[[ Supplied records, beginning ]]
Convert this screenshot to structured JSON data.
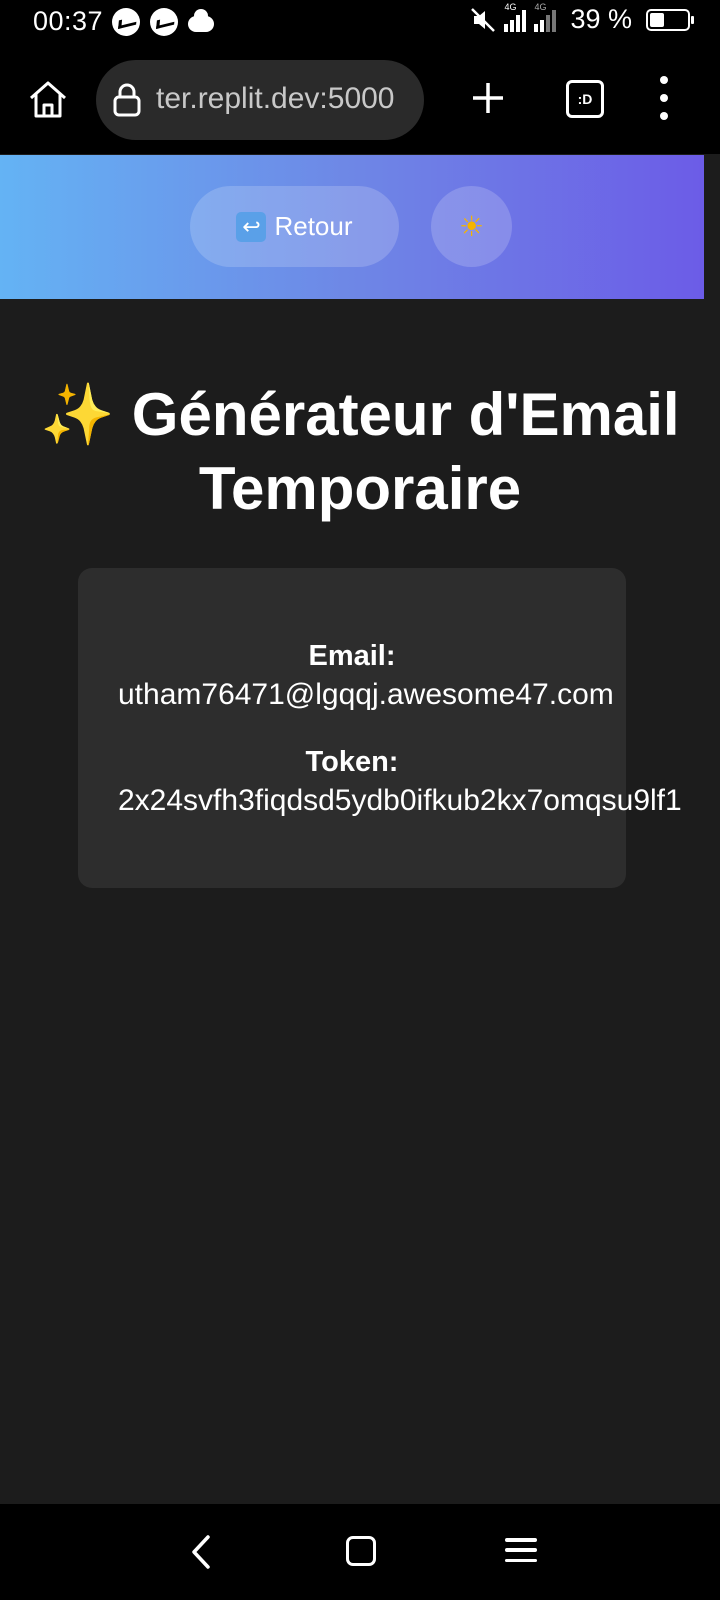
{
  "status_bar": {
    "time": "00:37",
    "network_tag_1": "4G",
    "network_tag_2": "4G",
    "battery_percent": "39 %",
    "battery_level": 0.39
  },
  "browser": {
    "url": "ter.replit.dev:5000",
    "tabs_label": ":D"
  },
  "header": {
    "back_icon": "↩",
    "back_label": "Retour",
    "theme_icon": "☀"
  },
  "main": {
    "title_emoji": "✨",
    "title": "Générateur d'Email Temporaire",
    "email_label": "Email:",
    "email_value": "utham76471@lgqqj.awesome47.com",
    "token_label": "Token:",
    "token_value": "2x24svfh3fiqdsd5ydb0ifkub2kx7omqsu9lf1"
  },
  "colors": {
    "header_gradient_start": "#64b3f4",
    "header_gradient_end": "#6c5ce7",
    "page_background": "#1c1c1c",
    "card_background": "#2d2d2d"
  }
}
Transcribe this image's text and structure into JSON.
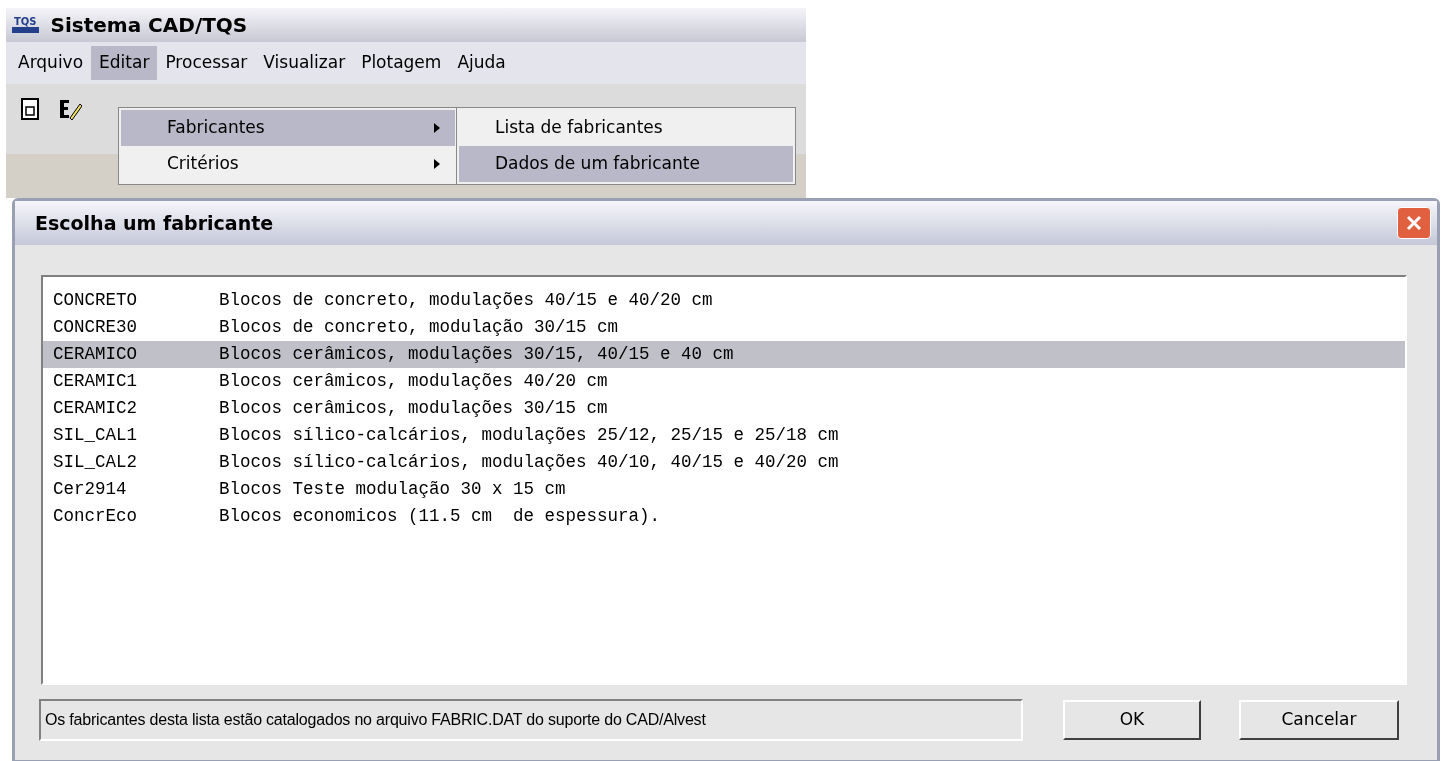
{
  "app_window": {
    "title": "Sistema CAD/TQS",
    "logo": "TQS"
  },
  "menu_bar": [
    {
      "label": "Arquivo",
      "selected": false
    },
    {
      "label": "Editar",
      "selected": true
    },
    {
      "label": "Processar",
      "selected": false
    },
    {
      "label": "Visualizar",
      "selected": false
    },
    {
      "label": "Plotagem",
      "selected": false
    },
    {
      "label": "Ajuda",
      "selected": false
    }
  ],
  "edit_menu": [
    {
      "label": "Fabricantes",
      "selected": true,
      "has_submenu": true
    },
    {
      "label": "Critérios",
      "selected": false,
      "has_submenu": true
    }
  ],
  "submenu": [
    {
      "label": "Lista de fabricantes",
      "selected": false
    },
    {
      "label": "Dados de um fabricante",
      "selected": true
    }
  ],
  "dialog": {
    "title": "Escolha um fabricante",
    "list": [
      {
        "code": "CONCRETO",
        "description": "Blocos de concreto, modulações 40/15 e 40/20 cm",
        "selected": false
      },
      {
        "code": "CONCRE30",
        "description": "Blocos de concreto, modulação 30/15 cm",
        "selected": false
      },
      {
        "code": "CERAMICO",
        "description": "Blocos cerâmicos, modulações 30/15, 40/15 e 40 cm",
        "selected": true
      },
      {
        "code": "CERAMIC1",
        "description": "Blocos cerâmicos, modulações 40/20 cm",
        "selected": false
      },
      {
        "code": "CERAMIC2",
        "description": "Blocos cerâmicos, modulações 30/15 cm",
        "selected": false
      },
      {
        "code": "SIL_CAL1",
        "description": "Blocos sílico-calcários, modulações 25/12, 25/15 e 25/18 cm",
        "selected": false
      },
      {
        "code": "SIL_CAL2",
        "description": "Blocos sílico-calcários, modulações 40/10, 40/15 e 40/20 cm",
        "selected": false
      },
      {
        "code": "Cer2914",
        "description": "Blocos Teste modulação 30 x 15 cm",
        "selected": false
      },
      {
        "code": "ConcrEco",
        "description": "Blocos economicos (11.5 cm  de espessura).",
        "selected": false
      }
    ],
    "status": "Os fabricantes desta lista estão catalogados no arquivo FABRIC.DAT do suporte do CAD/Alvest",
    "buttons": [
      {
        "label": "OK"
      },
      {
        "label": "Cancelar"
      }
    ]
  }
}
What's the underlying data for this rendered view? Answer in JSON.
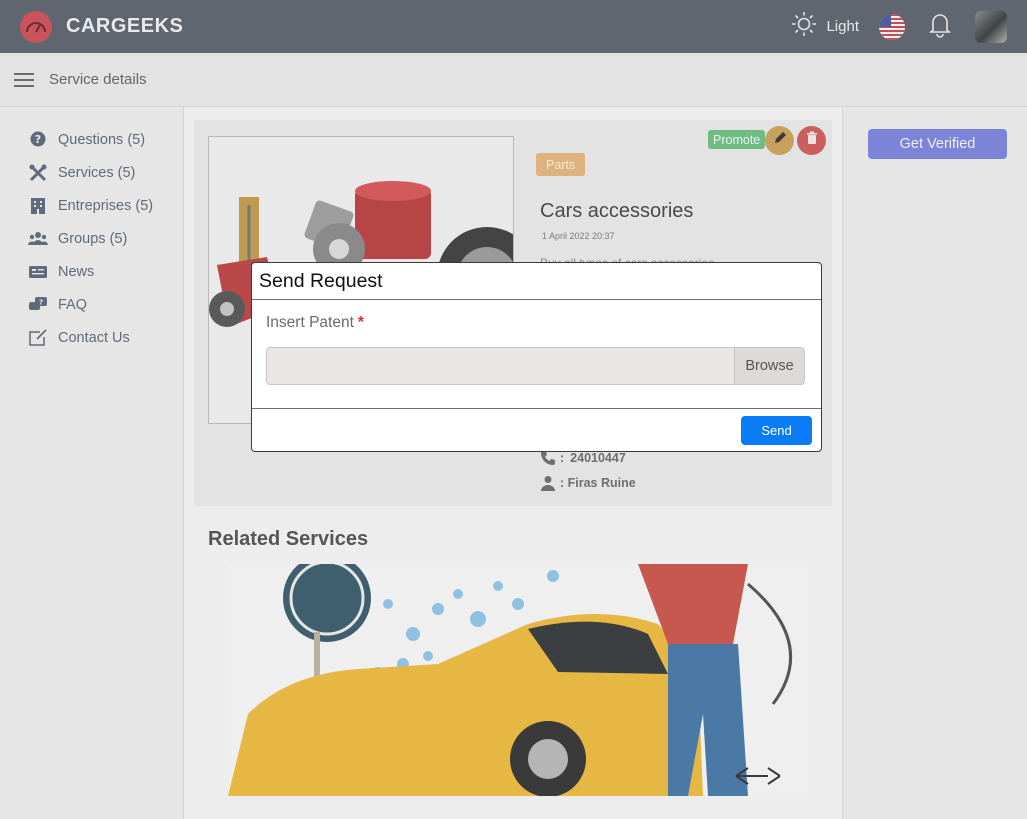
{
  "header": {
    "app_name": "CARGEEKS",
    "theme_label": "Light",
    "icons": [
      "speedometer-logo-icon",
      "sun-icon",
      "us-flag-icon",
      "bell-icon",
      "user-avatar"
    ]
  },
  "subbar": {
    "title": "Service details"
  },
  "sidebar": {
    "items": [
      {
        "label": "Questions (5)",
        "icon": "question-circle-icon"
      },
      {
        "label": "Services (5)",
        "icon": "tools-icon"
      },
      {
        "label": "Entreprises (5)",
        "icon": "building-icon"
      },
      {
        "label": "Groups (5)",
        "icon": "users-icon"
      },
      {
        "label": "News",
        "icon": "newspaper-icon"
      },
      {
        "label": "FAQ",
        "icon": "chat-question-icon"
      },
      {
        "label": "Contact Us",
        "icon": "edit-box-icon"
      }
    ]
  },
  "right_panel": {
    "verify_label": "Get Verified"
  },
  "service": {
    "promote_label": "Promote",
    "badge": "Parts",
    "title": "Cars accessories",
    "date": "1 April 2022 20:37",
    "description": "Buy all types of cars accessories",
    "phone_sep": ":",
    "phone": "24010447",
    "owner": ": Firas Ruine"
  },
  "related": {
    "title": "Related Services"
  },
  "modal": {
    "title": "Send Request",
    "field_label": "Insert Patent",
    "required_mark": "*",
    "file_value": "",
    "browse_label": "Browse",
    "send_label": "Send"
  },
  "colors": {
    "topbar": "#5f6670",
    "accent_verify": "#7b84d6",
    "promote": "#6fbb82",
    "parts_badge": "#ddb27d",
    "send_button": "#0a7cf6"
  }
}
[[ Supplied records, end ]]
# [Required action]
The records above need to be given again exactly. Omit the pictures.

# [Exercise response]
Convert this screenshot to structured JSON data.
{
  "status_bar": {
    "time": "00:37",
    "network_tag_1": "4G",
    "network_tag_2": "4G",
    "battery_percent": "39 %",
    "battery_level": 0.39
  },
  "browser": {
    "url": "ter.replit.dev:5000",
    "tabs_label": ":D"
  },
  "header": {
    "back_icon": "↩",
    "back_label": "Retour",
    "theme_icon": "☀"
  },
  "main": {
    "title_emoji": "✨",
    "title": "Générateur d'Email Temporaire",
    "email_label": "Email:",
    "email_value": "utham76471@lgqqj.awesome47.com",
    "token_label": "Token:",
    "token_value": "2x24svfh3fiqdsd5ydb0ifkub2kx7omqsu9lf1"
  },
  "colors": {
    "header_gradient_start": "#64b3f4",
    "header_gradient_end": "#6c5ce7",
    "page_background": "#1c1c1c",
    "card_background": "#2d2d2d"
  }
}
Transcribe this image's text and structure into JSON.
{
  "app_window": {
    "title": "Sistema CAD/TQS",
    "logo": "TQS"
  },
  "menu_bar": [
    {
      "label": "Arquivo",
      "selected": false
    },
    {
      "label": "Editar",
      "selected": true
    },
    {
      "label": "Processar",
      "selected": false
    },
    {
      "label": "Visualizar",
      "selected": false
    },
    {
      "label": "Plotagem",
      "selected": false
    },
    {
      "label": "Ajuda",
      "selected": false
    }
  ],
  "edit_menu": [
    {
      "label": "Fabricantes",
      "selected": true,
      "has_submenu": true
    },
    {
      "label": "Critérios",
      "selected": false,
      "has_submenu": true
    }
  ],
  "submenu": [
    {
      "label": "Lista de fabricantes",
      "selected": false
    },
    {
      "label": "Dados de um fabricante",
      "selected": true
    }
  ],
  "dialog": {
    "title": "Escolha um fabricante",
    "list": [
      {
        "code": "CONCRETO",
        "description": "Blocos de concreto, modulações 40/15 e 40/20 cm",
        "selected": false
      },
      {
        "code": "CONCRE30",
        "description": "Blocos de concreto, modulação 30/15 cm",
        "selected": false
      },
      {
        "code": "CERAMICO",
        "description": "Blocos cerâmicos, modulações 30/15, 40/15 e 40 cm",
        "selected": true
      },
      {
        "code": "CERAMIC1",
        "description": "Blocos cerâmicos, modulações 40/20 cm",
        "selected": false
      },
      {
        "code": "CERAMIC2",
        "description": "Blocos cerâmicos, modulações 30/15 cm",
        "selected": false
      },
      {
        "code": "SIL_CAL1",
        "description": "Blocos sílico-calcários, modulações 25/12, 25/15 e 25/18 cm",
        "selected": false
      },
      {
        "code": "SIL_CAL2",
        "description": "Blocos sílico-calcários, modulações 40/10, 40/15 e 40/20 cm",
        "selected": false
      },
      {
        "code": "Cer2914",
        "description": "Blocos Teste modulação 30 x 15 cm",
        "selected": false
      },
      {
        "code": "ConcrEco",
        "description": "Blocos economicos (11.5 cm  de espessura).",
        "selected": false
      }
    ],
    "status": "Os fabricantes desta lista estão catalogados no arquivo FABRIC.DAT do suporte do CAD/Alvest",
    "buttons": [
      {
        "label": "OK"
      },
      {
        "label": "Cancelar"
      }
    ]
  }
}
What's the underlying data for this rendered view? Answer in JSON.
{
  "header": {
    "app_name": "CARGEEKS",
    "theme_label": "Light",
    "icons": [
      "speedometer-logo-icon",
      "sun-icon",
      "us-flag-icon",
      "bell-icon",
      "user-avatar"
    ]
  },
  "subbar": {
    "title": "Service details"
  },
  "sidebar": {
    "items": [
      {
        "label": "Questions (5)",
        "icon": "question-circle-icon"
      },
      {
        "label": "Services (5)",
        "icon": "tools-icon"
      },
      {
        "label": "Entreprises (5)",
        "icon": "building-icon"
      },
      {
        "label": "Groups (5)",
        "icon": "users-icon"
      },
      {
        "label": "News",
        "icon": "newspaper-icon"
      },
      {
        "label": "FAQ",
        "icon": "chat-question-icon"
      },
      {
        "label": "Contact Us",
        "icon": "edit-box-icon"
      }
    ]
  },
  "right_panel": {
    "verify_label": "Get Verified"
  },
  "service": {
    "promote_label": "Promote",
    "badge": "Parts",
    "title": "Cars accessories",
    "date": "1 April 2022 20:37",
    "description": "Buy all types of cars accessories",
    "phone_sep": ":",
    "phone": "24010447",
    "owner": ": Firas Ruine"
  },
  "related": {
    "title": "Related Services"
  },
  "modal": {
    "title": "Send Request",
    "field_label": "Insert Patent",
    "required_mark": "*",
    "file_value": "",
    "browse_label": "Browse",
    "send_label": "Send"
  },
  "colors": {
    "topbar": "#5f6670",
    "accent_verify": "#7b84d6",
    "promote": "#6fbb82",
    "parts_badge": "#ddb27d",
    "send_button": "#0a7cf6"
  }
}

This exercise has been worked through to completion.